In a previous post I made the point that the idea that we are made in God’s image does a lot to explain our intuitive moral sense. If he is, and is good and we are wired to reflect his character, then human guilt (or the lack of it) is not merely a feeling, but the result of actual moral knowledge. Such knowledge may need refining, but it is not our invention.
One comment I received in said, “If knowledge of morality is granted by a morally perfect god, the feeling of moral disgust at his actions should not be possible. This necessitates an alternate method of attaining these feelings …”
We might reword this into a collection of questions something like these:
“If our understanding of morality is based on our being made in God’s image, then why don’t we always agree with him? How is it even possible for me to disagree? Why do I even have moral questions? Further, why do people ever disagree with one another in areas of right and wrong?”
These are great questions, but not particularly vexing, at least not from the biblical position. Speaking as a Christian, these tensions are not only explainable, they are exactly what we should expect. This is what I see in myself and what I see in others – and it is true for at least two reasons: 1) Our inborn need to grow in understanding, and 2) Our regrettably clouded vision.
- Our need to grow in understanding: The Bible agrees with our observable reality, revealing that no one is born with perfect wisdom or perfect moral sense. Even Jesus, like all people, grew in wisdom (Luke 2:52). Peter encourages us to “grow in the grace and knowledge of our Lord and Savior Jesus Christ” (2 Peter 3:18). The book of Hebrews speaks of “the mature … those who have their powers of discernment trained by constant practice to distinguish good from evil” (Hebrews 5:14). In other words, our moral sense will not naturally agree with God’s any more than a student will always agree with her professor before doing the proper assignments, or a child will naturally agree with his parents while growing up. Time and normal effort can do their part to bring their views closer together. Much more is this true with us and God.

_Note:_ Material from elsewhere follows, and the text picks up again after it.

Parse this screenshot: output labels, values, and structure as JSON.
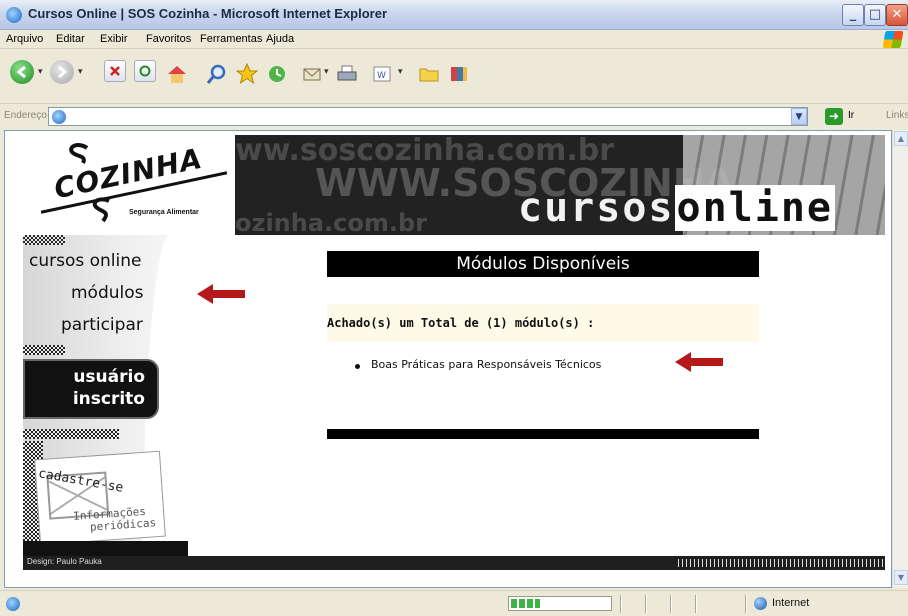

- Our regrettably clouded vision: Under the best of conditions we would still need to grow, but the conditions, alas, are not the best – far from it, in fact. The problem is our present state of rebellion. We don’t naturally see things from God’s perspective, nor even from some impartial neutral ground. Our nature has become corrupt, making us biased against him. We too often agree with God only if doing so gives us an advantage.
There is ample opportunity to change this state of affairs. We need to be taught and our fairly steep learning curve begins by getting into a right standing with him. Again, that implies growth and a change of heart. Karen Swallow Prior sees the right place as one of wonder, “Even the ability to doubt him, to struggle against him, to wonder at his ways is rooted in him. Certainty seems bigger than me, skepticism smaller. Wonder is just right.” (Booked, p. 191)